The most unique spaces in the building are its outdoor terraces, which bring residents in close contact with the iconic attributes of the tower. The pool and sunbathing terrace occupy a roof on the seventh floor situated directly behind the prominent Chicago Tribune sign. (The sign was removed while the terrace and pool were constructed, then replaced with reinforced structural integrity.) Residents can gaze out between the massive letters at the river and city beyond. It’s a striking setting of historic signage now repurposed as a backdrop for outdoor luxury.
Further up on the 25th floor, the crown of the tower itself serves as an outdoor area for grilling, lounging, and enjoying 360-degree skyline views. From what was previously an interior observation deck, residents can slide open glass doors and step out amongst the ornate stonework. This portion of the tower looks delicate and fine-spun from the street level, like a literal piece of intricate jewelry. The terrace offers a very different perspective, as the massive stone arches and flying buttresses spring from the floor within arm’s reach, shaping the seating areas in the nooks of the undulating spires. In the evening, the stone glows thanks to spotlights strategically mounted on the flying buttresses for the benefit of both residents and the city at large.
SCB’s efforts not only restored the past for present enjoyment but ensured that the building would remain a vibrant part of Chicago’s architectural menagerie for years to come. As such, the stone edifice was not only cleaned and repaired to flaunt its previous pale glory but also structurally reinforced to ensure that it would remain standing for another 100 years.
Alaina Griffin is a regular contributor to AN.
A prior version of this article incorrectly listed the crown level of the Tribune Tower. While the building has 34 floors, the outdoor area is on the 25th floor.
- Architect: Solomon Cordwell Buenz
- Location: Chicago
- Interior design: The Gettys Group
- Historic preservation: Vinci Hamp Architects
- Exterior lighting design: Schuler Shook
- Landscape design: Site Design Group, Olin
- Structural engineer: TGRWA
- MEP: Elara

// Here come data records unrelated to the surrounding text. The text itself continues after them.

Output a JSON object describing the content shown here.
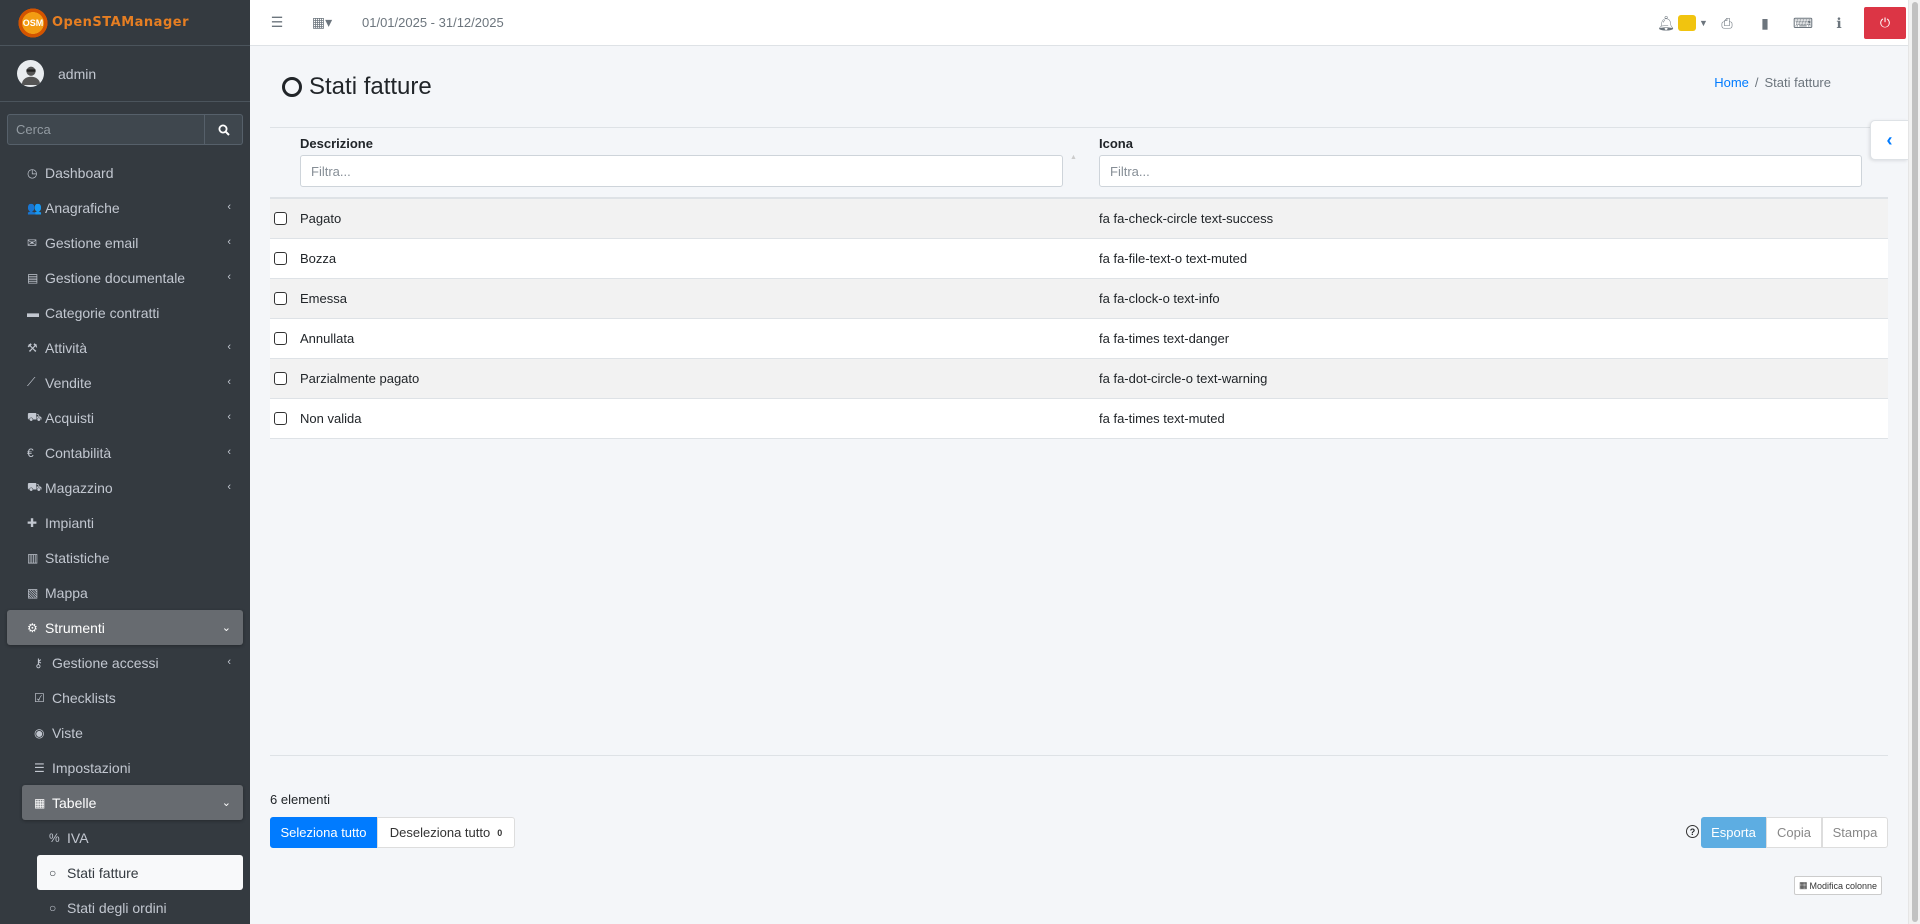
{
  "app": {
    "brand": "OpenSTAManager",
    "brand_logo_text": "OSM"
  },
  "user": {
    "name": "admin"
  },
  "sidebar": {
    "search_placeholder": "Cerca",
    "items": [
      {
        "label": "Dashboard",
        "icon": "dashboard-icon"
      },
      {
        "label": "Anagrafiche",
        "icon": "users-icon"
      },
      {
        "label": "Gestione email",
        "icon": "envelope-icon"
      },
      {
        "label": "Gestione documentale",
        "icon": "file-icon"
      },
      {
        "label": "Categorie contratti",
        "icon": "briefcase-icon"
      },
      {
        "label": "Attività",
        "icon": "wrench-icon"
      },
      {
        "label": "Vendite",
        "icon": "line-chart-icon"
      },
      {
        "label": "Acquisti",
        "icon": "cart-icon"
      },
      {
        "label": "Contabilità",
        "icon": "euro-icon"
      },
      {
        "label": "Magazzino",
        "icon": "truck-icon"
      },
      {
        "label": "Impianti",
        "icon": "puzzle-icon"
      },
      {
        "label": "Statistiche",
        "icon": "bar-chart-icon"
      },
      {
        "label": "Mappa",
        "icon": "map-icon"
      },
      {
        "label": "Strumenti",
        "icon": "cog-icon"
      }
    ],
    "strumenti_children": [
      {
        "label": "Gestione accessi",
        "icon": "key-icon"
      },
      {
        "label": "Checklists",
        "icon": "check-square-icon"
      },
      {
        "label": "Viste",
        "icon": "eye-icon"
      },
      {
        "label": "Impostazioni",
        "icon": "list-icon"
      },
      {
        "label": "Tabelle",
        "icon": "table-icon"
      }
    ],
    "tabelle_children": [
      {
        "label": "IVA",
        "icon": "percent-icon"
      },
      {
        "label": "Stati fatture",
        "icon": "circle-icon"
      },
      {
        "label": "Stati degli ordini",
        "icon": "circle-icon"
      }
    ]
  },
  "topbar": {
    "date_range": "01/01/2025 - 31/12/2025"
  },
  "page": {
    "title": "Stati fatture",
    "breadcrumb_home": "Home",
    "breadcrumb_current": "Stati fatture"
  },
  "table": {
    "columns": [
      "Descrizione",
      "Icona"
    ],
    "filter_placeholder": "Filtra...",
    "rows": [
      [
        "Pagato",
        "fa fa-check-circle text-success"
      ],
      [
        "Bozza",
        "fa fa-file-text-o text-muted"
      ],
      [
        "Emessa",
        "fa fa-clock-o text-info"
      ],
      [
        "Annullata",
        "fa fa-times text-danger"
      ],
      [
        "Parzialmente pagato",
        "fa fa-dot-circle-o text-warning"
      ],
      [
        "Non valida",
        "fa fa-times text-muted"
      ]
    ]
  },
  "footer": {
    "count": "6 elementi",
    "select_all": "Seleziona tutto",
    "deselect_all": "Deseleziona tutto",
    "selected_count": "0",
    "export": "Esporta",
    "copy": "Copia",
    "print": "Stampa",
    "edit_columns": "Modifica colonne"
  },
  "colors": {
    "primary": "#007bff",
    "danger": "#dc3545",
    "sidebar_bg": "#343a40",
    "export": "#5dade2"
  }
}
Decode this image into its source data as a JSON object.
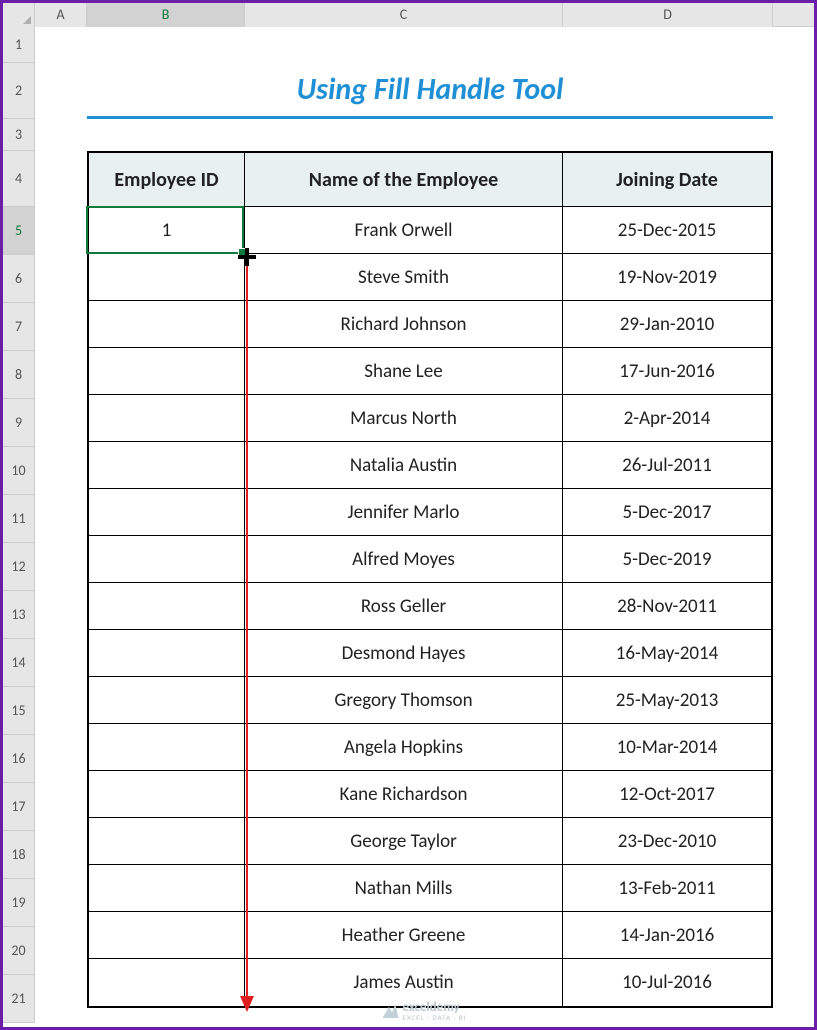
{
  "columns": [
    "A",
    "B",
    "C",
    "D"
  ],
  "active_column": "B",
  "rows": [
    "1",
    "2",
    "3",
    "4",
    "5",
    "6",
    "7",
    "8",
    "9",
    "10",
    "11",
    "12",
    "13",
    "14",
    "15",
    "16",
    "17",
    "18",
    "19",
    "20",
    "21"
  ],
  "active_row": "5",
  "title": "Using Fill Handle Tool",
  "table": {
    "headers": {
      "id": "Employee ID",
      "name": "Name of the Employee",
      "date": "Joining Date"
    },
    "rows": [
      {
        "id": "1",
        "name": "Frank Orwell",
        "date": "25-Dec-2015"
      },
      {
        "id": "",
        "name": "Steve Smith",
        "date": "19-Nov-2019"
      },
      {
        "id": "",
        "name": "Richard Johnson",
        "date": "29-Jan-2010"
      },
      {
        "id": "",
        "name": "Shane Lee",
        "date": "17-Jun-2016"
      },
      {
        "id": "",
        "name": "Marcus North",
        "date": "2-Apr-2014"
      },
      {
        "id": "",
        "name": "Natalia Austin",
        "date": "26-Jul-2011"
      },
      {
        "id": "",
        "name": "Jennifer Marlo",
        "date": "5-Dec-2017"
      },
      {
        "id": "",
        "name": "Alfred Moyes",
        "date": "5-Dec-2019"
      },
      {
        "id": "",
        "name": "Ross Geller",
        "date": "28-Nov-2011"
      },
      {
        "id": "",
        "name": "Desmond Hayes",
        "date": "16-May-2014"
      },
      {
        "id": "",
        "name": "Gregory Thomson",
        "date": "25-May-2013"
      },
      {
        "id": "",
        "name": "Angela Hopkins",
        "date": "10-Mar-2014"
      },
      {
        "id": "",
        "name": "Kane Richardson",
        "date": "12-Oct-2017"
      },
      {
        "id": "",
        "name": "George Taylor",
        "date": "23-Dec-2010"
      },
      {
        "id": "",
        "name": "Nathan Mills",
        "date": "13-Feb-2011"
      },
      {
        "id": "",
        "name": "Heather Greene",
        "date": "14-Jan-2016"
      },
      {
        "id": "",
        "name": "James Austin",
        "date": "10-Jul-2016"
      }
    ]
  },
  "watermark": {
    "brand": "exceldemy",
    "tagline": "EXCEL · DATA · BI"
  }
}
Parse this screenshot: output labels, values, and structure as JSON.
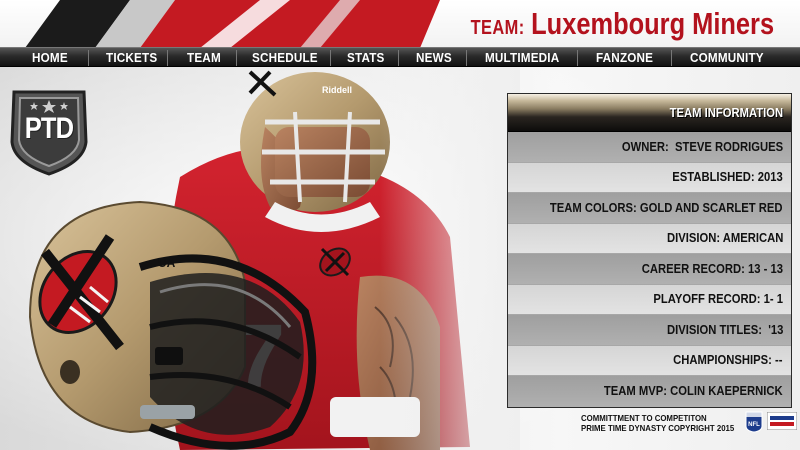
{
  "header": {
    "team_prefix": "TEAM:",
    "team_name": "Luxembourg Miners",
    "accent_color": "#b3121d"
  },
  "nav": {
    "items": [
      {
        "label": "HOME"
      },
      {
        "label": "TICKETS"
      },
      {
        "label": "TEAM"
      },
      {
        "label": "SCHEDULE"
      },
      {
        "label": "STATS"
      },
      {
        "label": "NEWS"
      },
      {
        "label": "MULTIMEDIA"
      },
      {
        "label": "FANZONE"
      },
      {
        "label": "COMMUNITY"
      }
    ]
  },
  "logo": {
    "text": "PTD",
    "icon": "shield-icon"
  },
  "team_info": {
    "heading": "TEAM INFORMATION",
    "rows": [
      {
        "text": "OWNER:  STEVE RODRIGUES"
      },
      {
        "text": "ESTABLISHED: 2013"
      },
      {
        "text": "TEAM COLORS: GOLD AND SCARLET RED"
      },
      {
        "text": "DIVISION: AMERICAN"
      },
      {
        "text": "CAREER RECORD: 13 - 13"
      },
      {
        "text": "PLAYOFF RECORD: 1- 1"
      },
      {
        "text": "DIVISION TITLES:  '13"
      },
      {
        "text": "CHAMPIONSHIPS: --"
      },
      {
        "text": "TEAM MVP: COLIN KAEPERNICK"
      }
    ]
  },
  "footer": {
    "line1": "COMMITTMENT TO COMPETITON",
    "line2": "PRIME TIME DYNASTY COPYRIGHT 2015",
    "nfl_logo_text": "NFL"
  },
  "colors": {
    "helmet_gold": "#b49a6e",
    "jersey_red": "#c8202b",
    "panel_dark": "#1a1714"
  }
}
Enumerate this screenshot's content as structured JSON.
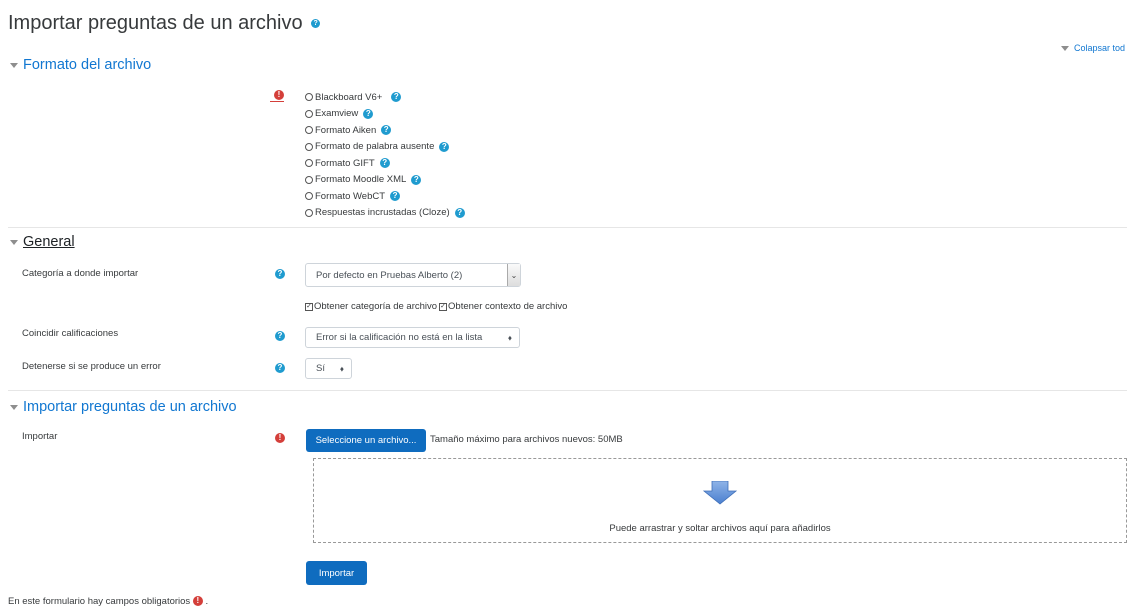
{
  "page": {
    "title": "Importar preguntas de un archivo",
    "collapse_all": "Colapsar tod"
  },
  "sections": {
    "format": {
      "title": "Formato del archivo"
    },
    "general": {
      "title": "General"
    },
    "import": {
      "title": "Importar preguntas de un archivo"
    }
  },
  "format_options": [
    {
      "label": "Blackboard V6+",
      "selected": false
    },
    {
      "label": "Examview",
      "selected": false
    },
    {
      "label": "Formato Aiken",
      "selected": false
    },
    {
      "label": "Formato de palabra ausente",
      "selected": false
    },
    {
      "label": "Formato GIFT",
      "selected": false
    },
    {
      "label": "Formato Moodle XML",
      "selected": false
    },
    {
      "label": "Formato WebCT",
      "selected": false
    },
    {
      "label": "Respuestas incrustadas (Cloze)",
      "selected": false
    }
  ],
  "general": {
    "category_label": "Categoría a donde importar",
    "category_value": "Por defecto en Pruebas Alberto (2)",
    "checkbox_category": {
      "label": "Obtener categoría de archivo",
      "checked": true
    },
    "checkbox_context": {
      "label": "Obtener contexto de archivo",
      "checked": true
    },
    "grades_label": "Coincidir calificaciones",
    "grades_value": "Error si la calificación no está en la lista",
    "stop_label": "Detenerse si se produce un error",
    "stop_value": "Sí"
  },
  "import": {
    "label": "Importar",
    "choose_button": "Seleccione un archivo...",
    "max_size": "Tamaño máximo para archivos nuevos: 50MB",
    "dropzone_text": "Puede arrastrar y soltar archivos aquí para añadirlos",
    "submit": "Importar"
  },
  "footer": {
    "required_note": "En este formulario hay campos obligatorios",
    "trailing": "."
  },
  "colors": {
    "link": "#1177d1",
    "primary_button": "#0f6cbf",
    "help_icon": "#1f9bcf",
    "required_icon": "#d43f3a",
    "dropzone_arrow": "#5b8fd6"
  }
}
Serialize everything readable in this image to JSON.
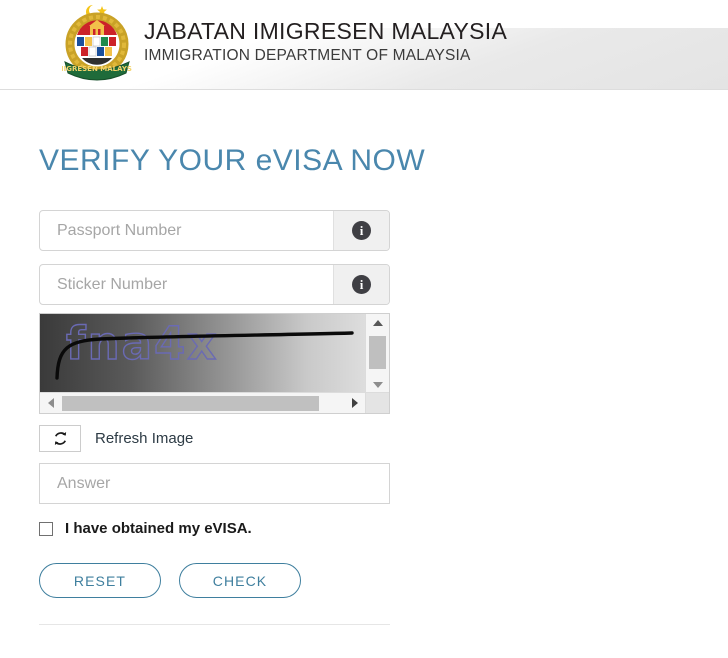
{
  "header": {
    "title_main": "JABATAN IMIGRESEN MALAYSIA",
    "title_sub": "IMMIGRATION DEPARTMENT OF MALAYSIA",
    "crest_icon": "malaysia-immigration-crest-icon",
    "crest_banner_text": "IMIGRESEN MALAYSIA"
  },
  "form": {
    "page_title": "VERIFY YOUR eVISA NOW",
    "passport": {
      "placeholder": "Passport Number",
      "value": "",
      "info_icon": "info-icon",
      "info_glyph": "i"
    },
    "sticker": {
      "placeholder": "Sticker Number",
      "value": "",
      "info_icon": "info-icon",
      "info_glyph": "i"
    },
    "captcha": {
      "text": "fna4x",
      "scroll_up_icon": "triangle-up-icon",
      "scroll_down_icon": "triangle-down-icon",
      "scroll_left_icon": "triangle-left-icon",
      "scroll_right_icon": "triangle-right-icon"
    },
    "refresh": {
      "label": "Refresh Image",
      "icon": "refresh-icon"
    },
    "answer": {
      "placeholder": "Answer",
      "value": ""
    },
    "consent": {
      "label": "I have obtained my eVISA.",
      "checked": false
    },
    "buttons": {
      "reset": "RESET",
      "check": "CHECK"
    }
  },
  "colors": {
    "accent_blue": "#4a87ad",
    "button_blue": "#3f7f9e",
    "captcha_text": "#6a6ab4",
    "header_text": "#231f20"
  }
}
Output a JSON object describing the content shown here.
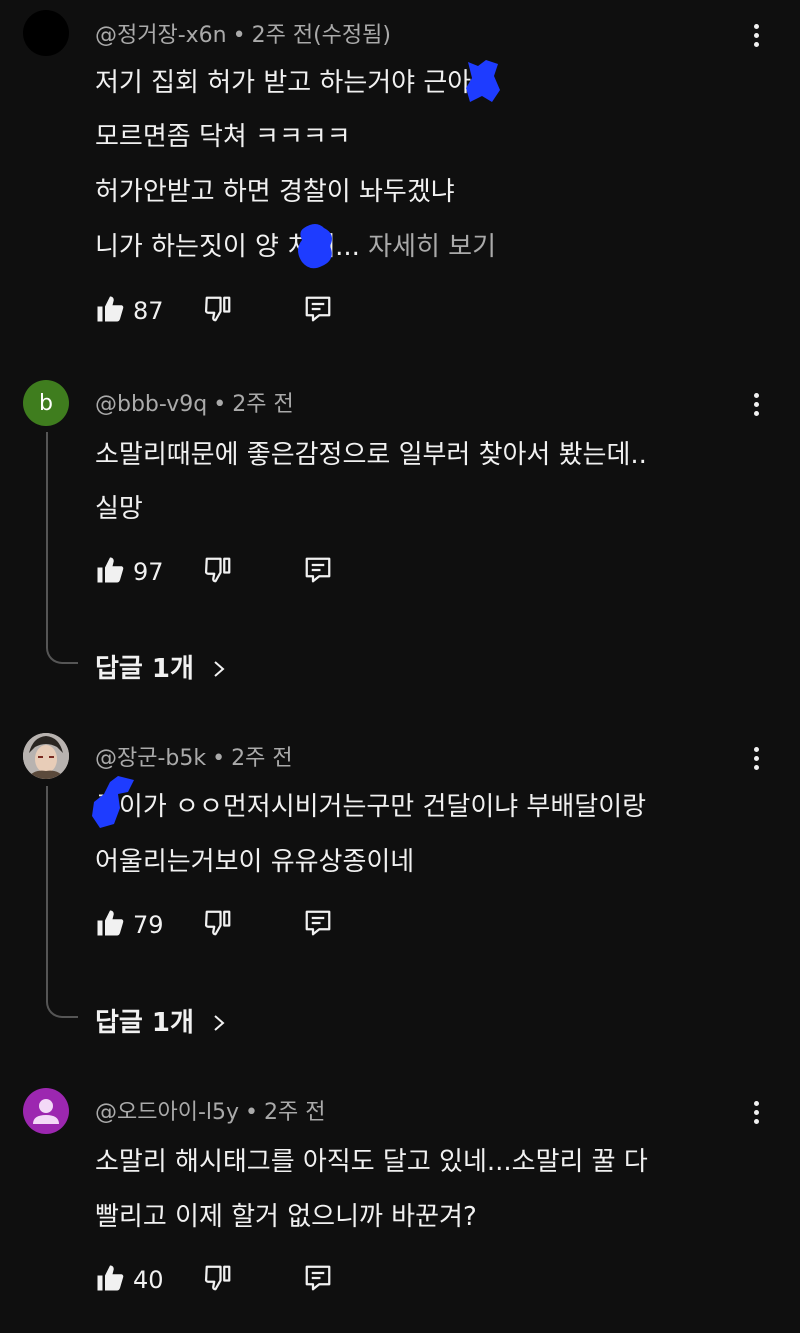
{
  "comments": [
    {
      "author": "@정거장-x6n",
      "time": "2주 전(수정됨)",
      "lines": [
        "저기 집회 허가 받고  하는거야  근아",
        "모르면좀 닥쳐 ㅋㅋㅋㅋ",
        "허가안받고 하면 경찰이 놔두겠냐",
        "니가 하는짓이 양  치네..."
      ],
      "read_more": "자세히 보기",
      "likes": "87"
    },
    {
      "avatar_letter": "b",
      "author": "@bbb-v9q",
      "time": "2주 전",
      "lines": [
        "소말리때문에 좋은감정으로 일부러 찾아서 봤는데..",
        "실망"
      ],
      "likes": "97",
      "replies": "답글 1개"
    },
    {
      "author": "@장군-b5k",
      "time": "2주 전",
      "lines": [
        "  근이가 ㅇㅇ먼저시비거는구만 건달이냐 부배달이랑",
        "어울리는거보이 유유상종이네"
      ],
      "likes": "79",
      "replies": "답글 1개"
    },
    {
      "author": "@오드아이-l5y",
      "time": "2주 전",
      "lines": [
        "소말리 해시태그를 아직도 달고 있네...소말리 꿀 다",
        "빨리고 이제 할거 없으니까 바꾼겨?"
      ],
      "likes": "40"
    }
  ],
  "colors": {
    "background": "#0f0f0f",
    "text": "#f1f1f1",
    "muted": "#aaaaaa",
    "censor_blot": "#1e3cff"
  },
  "icons": [
    "thumbs-up-icon",
    "thumbs-down-icon",
    "reply-comment-icon",
    "more-vert-icon",
    "chevron-right-icon"
  ]
}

- Vertical transportation: Jenkins & Huntington
- Exterior enclosure: WJE
- Facade restoration engineer: Klein & Hoffman
- General contractor: Walsh Group
- Developer: CIM Group, Golub & Company